▶ [TASK REQUIREMENTS]
Could each entry be returned exactly as it appears?

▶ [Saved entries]
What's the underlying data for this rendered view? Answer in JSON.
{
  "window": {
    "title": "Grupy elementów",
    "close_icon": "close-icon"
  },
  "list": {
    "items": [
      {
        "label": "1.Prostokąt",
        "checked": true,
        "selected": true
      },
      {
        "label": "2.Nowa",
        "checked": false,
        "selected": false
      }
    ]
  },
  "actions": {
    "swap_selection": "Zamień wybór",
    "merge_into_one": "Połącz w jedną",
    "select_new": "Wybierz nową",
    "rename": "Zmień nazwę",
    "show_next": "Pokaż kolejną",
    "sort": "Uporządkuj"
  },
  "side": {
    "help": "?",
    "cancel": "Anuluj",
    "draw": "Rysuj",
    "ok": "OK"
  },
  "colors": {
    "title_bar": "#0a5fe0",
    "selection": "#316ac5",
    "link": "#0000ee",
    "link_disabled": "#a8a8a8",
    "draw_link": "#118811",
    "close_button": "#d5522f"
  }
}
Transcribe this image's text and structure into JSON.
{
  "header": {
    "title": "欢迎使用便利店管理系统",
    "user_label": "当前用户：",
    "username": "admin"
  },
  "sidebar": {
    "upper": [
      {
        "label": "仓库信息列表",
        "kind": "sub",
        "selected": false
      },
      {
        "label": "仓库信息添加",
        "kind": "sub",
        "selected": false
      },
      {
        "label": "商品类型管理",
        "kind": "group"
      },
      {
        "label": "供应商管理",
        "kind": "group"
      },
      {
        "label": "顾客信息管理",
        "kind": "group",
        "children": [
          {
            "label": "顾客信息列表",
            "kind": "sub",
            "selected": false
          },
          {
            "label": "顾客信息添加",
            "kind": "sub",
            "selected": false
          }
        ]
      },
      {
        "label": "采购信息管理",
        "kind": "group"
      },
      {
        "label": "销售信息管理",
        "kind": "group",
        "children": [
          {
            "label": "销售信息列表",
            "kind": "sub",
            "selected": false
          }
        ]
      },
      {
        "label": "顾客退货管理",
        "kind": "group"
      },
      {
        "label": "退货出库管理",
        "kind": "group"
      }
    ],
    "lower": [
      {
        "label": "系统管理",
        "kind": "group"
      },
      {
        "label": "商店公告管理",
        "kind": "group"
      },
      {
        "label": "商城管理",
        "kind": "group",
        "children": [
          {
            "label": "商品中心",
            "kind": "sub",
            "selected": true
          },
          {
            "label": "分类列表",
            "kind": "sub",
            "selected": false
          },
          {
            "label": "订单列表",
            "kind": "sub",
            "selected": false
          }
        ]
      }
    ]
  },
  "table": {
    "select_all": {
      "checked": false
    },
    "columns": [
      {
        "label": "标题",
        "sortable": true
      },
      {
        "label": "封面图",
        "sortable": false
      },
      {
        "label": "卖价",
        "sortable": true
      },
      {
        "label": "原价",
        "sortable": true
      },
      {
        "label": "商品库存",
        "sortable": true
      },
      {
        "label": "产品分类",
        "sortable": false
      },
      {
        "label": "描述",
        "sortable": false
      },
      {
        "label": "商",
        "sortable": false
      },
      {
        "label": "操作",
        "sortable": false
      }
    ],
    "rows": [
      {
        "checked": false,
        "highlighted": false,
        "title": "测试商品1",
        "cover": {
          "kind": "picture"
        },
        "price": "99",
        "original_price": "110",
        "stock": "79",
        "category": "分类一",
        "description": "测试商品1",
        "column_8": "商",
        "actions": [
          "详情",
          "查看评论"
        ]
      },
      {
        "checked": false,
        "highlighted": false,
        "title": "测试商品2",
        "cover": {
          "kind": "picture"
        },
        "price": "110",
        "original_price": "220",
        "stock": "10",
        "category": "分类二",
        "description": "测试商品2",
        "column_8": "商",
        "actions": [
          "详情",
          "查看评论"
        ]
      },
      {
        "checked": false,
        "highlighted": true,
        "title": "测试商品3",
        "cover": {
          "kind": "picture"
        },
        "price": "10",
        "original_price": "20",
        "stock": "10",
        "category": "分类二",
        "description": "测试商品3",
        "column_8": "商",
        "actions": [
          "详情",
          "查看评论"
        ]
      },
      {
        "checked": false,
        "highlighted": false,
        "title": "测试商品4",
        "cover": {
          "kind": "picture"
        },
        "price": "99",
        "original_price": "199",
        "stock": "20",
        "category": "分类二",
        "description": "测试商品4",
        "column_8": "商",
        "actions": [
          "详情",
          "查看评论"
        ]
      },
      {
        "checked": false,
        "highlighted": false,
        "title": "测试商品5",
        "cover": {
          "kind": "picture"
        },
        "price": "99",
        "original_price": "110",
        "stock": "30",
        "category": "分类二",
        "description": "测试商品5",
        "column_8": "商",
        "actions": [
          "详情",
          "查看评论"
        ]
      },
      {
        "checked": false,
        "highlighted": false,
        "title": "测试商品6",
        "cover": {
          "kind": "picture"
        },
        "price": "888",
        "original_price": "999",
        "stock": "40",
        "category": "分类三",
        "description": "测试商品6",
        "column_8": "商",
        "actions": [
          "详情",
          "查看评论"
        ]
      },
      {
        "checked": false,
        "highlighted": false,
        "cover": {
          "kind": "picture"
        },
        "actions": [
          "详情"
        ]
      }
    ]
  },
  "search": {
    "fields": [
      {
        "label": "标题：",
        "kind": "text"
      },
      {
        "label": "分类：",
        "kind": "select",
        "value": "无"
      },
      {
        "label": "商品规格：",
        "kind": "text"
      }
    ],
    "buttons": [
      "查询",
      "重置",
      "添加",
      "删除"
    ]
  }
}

▶ [WRITTEN ANSWER]
What's the underlying data for this rendered view? Answer in JSON.
{
  "window": {
    "title": "Grupy elementów",
    "close_icon": "close-icon"
  },
  "list": {
    "items": [
      {
        "label": "1.Prostokąt",
        "checked": true,
        "selected": true
      },
      {
        "label": "2.Nowa",
        "checked": false,
        "selected": false
      }
    ]
  },
  "actions": {
    "swap_selection": "Zamień wybór",
    "merge_into_one": "Połącz w jedną",
    "select_new": "Wybierz nową",
    "rename": "Zmień nazwę",
    "show_next": "Pokaż kolejną",
    "sort": "Uporządkuj"
  },
  "side": {
    "help": "?",
    "cancel": "Anuluj",
    "draw": "Rysuj",
    "ok": "OK"
  },
  "colors": {
    "title_bar": "#0a5fe0",
    "selection": "#316ac5",
    "link": "#0000ee",
    "link_disabled": "#a8a8a8",
    "draw_link": "#118811",
    "close_button": "#d5522f"
  }
}
Transcribe this image's text and structure into JSON.
{
  "header": {
    "title": "欢迎使用便利店管理系统",
    "user_label": "当前用户：",
    "username": "admin"
  },
  "sidebar": {
    "upper": [
      {
        "label": "仓库信息列表",
        "kind": "sub",
        "selected": false
      },
      {
        "label": "仓库信息添加",
        "kind": "sub",
        "selected": false
      },
      {
        "label": "商品类型管理",
        "kind": "group"
      },
      {
        "label": "供应商管理",
        "kind": "group"
      },
      {
        "label": "顾客信息管理",
        "kind": "group",
        "children": [
          {
            "label": "顾客信息列表",
            "kind": "sub",
            "selected": false
          },
          {
            "label": "顾客信息添加",
            "kind": "sub",
            "selected": false
          }
        ]
      },
      {
        "label": "采购信息管理",
        "kind": "group"
      },
      {
        "label": "销售信息管理",
        "kind": "group",
        "children": [
          {
            "label": "销售信息列表",
            "kind": "sub",
            "selected": false
          }
        ]
      },
      {
        "label": "顾客退货管理",
        "kind": "group"
      },
      {
        "label": "退货出库管理",
        "kind": "group"
      }
    ],
    "lower": [
      {
        "label": "系统管理",
        "kind": "group"
      },
      {
        "label": "商店公告管理",
        "kind": "group"
      },
      {
        "label": "商城管理",
        "kind": "group",
        "children": [
          {
            "label": "商品中心",
            "kind": "sub",
            "selected": true
          },
          {
            "label": "分类列表",
            "kind": "sub",
            "selected": false
          },
          {
            "label": "订单列表",
            "kind": "sub",
            "selected": false
          }
        ]
      }
    ]
  },
  "table": {
    "select_all": {
      "checked": false
    },
    "columns": [
      {
        "label": "标题",
        "sortable": true
      },
      {
        "label": "封面图",
        "sortable": false
      },
      {
        "label": "卖价",
        "sortable": true
      },
      {
        "label": "原价",
        "sortable": true
      },
      {
        "label": "商品库存",
        "sortable": true
      },
      {
        "label": "产品分类",
        "sortable": false
      },
      {
        "label": "描述",
        "sortable": false
      },
      {
        "label": "商",
        "sortable": false
      },
      {
        "label": "操作",
        "sortable": false
      }
    ],
    "rows": [
      {
        "checked": false,
        "highlighted": false,
        "title": "测试商品1",
        "cover": {
          "kind": "picture"
        },
        "price": "99",
        "original_price": "110",
        "stock": "79",
        "category": "分类一",
        "description": "测试商品1",
        "column_8": "商",
        "actions": [
          "详情",
          "查看评论"
        ]
      },
      {
        "checked": false,
        "highlighted": false,
        "title": "测试商品2",
        "cover": {
          "kind": "picture"
        },
        "price": "110",
        "original_price": "220",
        "stock": "10",
        "category": "分类二",
        "description": "测试商品2",
        "column_8": "商",
        "actions": [
          "详情",
          "查看评论"
        ]
      },
      {
        "checked": false,
        "highlighted": true,
        "title": "测试商品3",
        "cover": {
          "kind": "picture"
        },
        "price": "10",
        "original_price": "20",
        "stock": "10",
        "category": "分类二",
        "description": "测试商品3",
        "column_8": "商",
        "actions": [
          "详情",
          "查看评论"
        ]
      },
      {
        "checked": false,
        "highlighted": false,
        "title": "测试商品4",
        "cover": {
          "kind": "picture"
        },
        "price": "99",
        "original_price": "199",
        "stock": "20",
        "category": "分类二",
        "description": "测试商品4",
        "column_8": "商",
        "actions": [
          "详情",
          "查看评论"
        ]
      },
      {
        "checked": false,
        "highlighted": false,
        "title": "测试商品5",
        "cover": {
          "kind": "picture"
        },
        "price": "99",
        "original_price": "110",
        "stock": "30",
        "category": "分类二",
        "description": "测试商品5",
        "column_8": "商",
        "actions": [
          "详情",
          "查看评论"
        ]
      },
      {
        "checked": false,
        "highlighted": false,
        "title": "测试商品6",
        "cover": {
          "kind": "picture"
        },
        "price": "888",
        "original_price": "999",
        "stock": "40",
        "category": "分类三",
        "description": "测试商品6",
        "column_8": "商",
        "actions": [
          "详情",
          "查看评论"
        ]
      },
      {
        "checked": false,
        "highlighted": false,
        "cover": {
          "kind": "picture"
        },
        "actions": [
          "详情"
        ]
      }
    ]
  },
  "search": {
    "fields": [
      {
        "label": "标题：",
        "kind": "text"
      },
      {
        "label": "分类：",
        "kind": "select",
        "value": "无"
      },
      {
        "label": "商品规格：",
        "kind": "text"
      }
    ],
    "buttons": [
      "查询",
      "重置",
      "添加",
      "删除"
    ]
  }
}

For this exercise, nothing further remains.